§ **Requirement**: The expected response is an exact repetition of every record, with images excluded.

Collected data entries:

--------------------

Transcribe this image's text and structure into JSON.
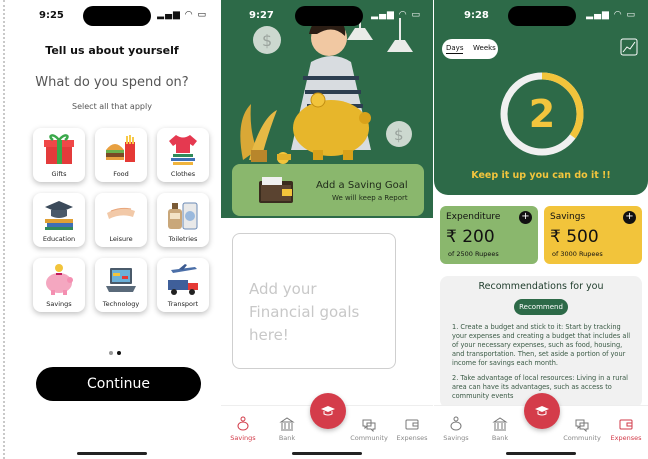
{
  "screen1": {
    "time": "9:25",
    "title": "Tell us about yourself",
    "question": "What do you spend on?",
    "subtitle": "Select all that apply",
    "categories": [
      {
        "label": "Gifts",
        "icon": "gift-icon"
      },
      {
        "label": "Food",
        "icon": "food-icon"
      },
      {
        "label": "Clothes",
        "icon": "clothes-icon"
      },
      {
        "label": "Education",
        "icon": "education-icon"
      },
      {
        "label": "Leisure",
        "icon": "leisure-icon"
      },
      {
        "label": "Toiletries",
        "icon": "toiletries-icon"
      },
      {
        "label": "Savings",
        "icon": "piggy-bank-icon"
      },
      {
        "label": "Technology",
        "icon": "laptop-icon"
      },
      {
        "label": "Transport",
        "icon": "transport-icon"
      }
    ],
    "page_indicator": {
      "pages": 2,
      "current": 2
    },
    "continue_label": "Continue"
  },
  "screen2": {
    "time": "9:27",
    "goal_banner_title": "Add a Saving Goal",
    "goal_banner_subtitle": "We will keep a Report",
    "goals_placeholder": "Add your Financial goals here!",
    "active_tab": "Savings"
  },
  "screen3": {
    "time": "9:28",
    "toggle": {
      "days": "Days",
      "weeks": "Weeks"
    },
    "streak_number": "2",
    "streak_progress": 0.35,
    "encouragement": "Keep it up you can do it !!",
    "expenditure": {
      "title": "Expenditure",
      "amount": "₹ 200",
      "subtitle": "of 2500 Rupees"
    },
    "savings": {
      "title": "Savings",
      "amount": "₹ 500",
      "subtitle": "of 3000 Rupees"
    },
    "recommendations_title": "Recommendations for you",
    "recommend_button": "Recommend",
    "recommendations": [
      "1. Create a budget and stick to it: Start by tracking your expenses and creating a budget that includes all of your necessary expenses, such as food, housing, and transportation. Then, set aside a portion of your income for savings each month.",
      "2. Take advantage of local resources: Living in a rural area can have its advantages, such as access to community events"
    ],
    "active_tab": "Expenses"
  },
  "tabs": {
    "savings": "Savings",
    "bank": "Bank",
    "community": "Community",
    "expenses": "Expenses"
  },
  "colors": {
    "green": "#2d6a48",
    "light_green": "#8ab76d",
    "yellow": "#f2c43b",
    "red": "#d43c4a"
  }
}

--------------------

§ **Answer section**:
Transcribe this image's text and structure into JSON.
{
  "screen1": {
    "time": "9:25",
    "title": "Tell us about yourself",
    "question": "What do you spend on?",
    "subtitle": "Select all that apply",
    "categories": [
      {
        "label": "Gifts",
        "icon": "gift-icon"
      },
      {
        "label": "Food",
        "icon": "food-icon"
      },
      {
        "label": "Clothes",
        "icon": "clothes-icon"
      },
      {
        "label": "Education",
        "icon": "education-icon"
      },
      {
        "label": "Leisure",
        "icon": "leisure-icon"
      },
      {
        "label": "Toiletries",
        "icon": "toiletries-icon"
      },
      {
        "label": "Savings",
        "icon": "piggy-bank-icon"
      },
      {
        "label": "Technology",
        "icon": "laptop-icon"
      },
      {
        "label": "Transport",
        "icon": "transport-icon"
      }
    ],
    "page_indicator": {
      "pages": 2,
      "current": 2
    },
    "continue_label": "Continue"
  },
  "screen2": {
    "time": "9:27",
    "goal_banner_title": "Add a Saving Goal",
    "goal_banner_subtitle": "We will keep a Report",
    "goals_placeholder": "Add your Financial goals here!",
    "active_tab": "Savings"
  },
  "screen3": {
    "time": "9:28",
    "toggle": {
      "days": "Days",
      "weeks": "Weeks"
    },
    "streak_number": "2",
    "streak_progress": 0.35,
    "encouragement": "Keep it up you can do it !!",
    "expenditure": {
      "title": "Expenditure",
      "amount": "₹ 200",
      "subtitle": "of 2500 Rupees"
    },
    "savings": {
      "title": "Savings",
      "amount": "₹ 500",
      "subtitle": "of 3000 Rupees"
    },
    "recommendations_title": "Recommendations for you",
    "recommend_button": "Recommend",
    "recommendations": [
      "1. Create a budget and stick to it: Start by tracking your expenses and creating a budget that includes all of your necessary expenses, such as food, housing, and transportation. Then, set aside a portion of your income for savings each month.",
      "2. Take advantage of local resources: Living in a rural area can have its advantages, such as access to community events"
    ],
    "active_tab": "Expenses"
  },
  "tabs": {
    "savings": "Savings",
    "bank": "Bank",
    "community": "Community",
    "expenses": "Expenses"
  },
  "colors": {
    "green": "#2d6a48",
    "light_green": "#8ab76d",
    "yellow": "#f2c43b",
    "red": "#d43c4a"
  }
}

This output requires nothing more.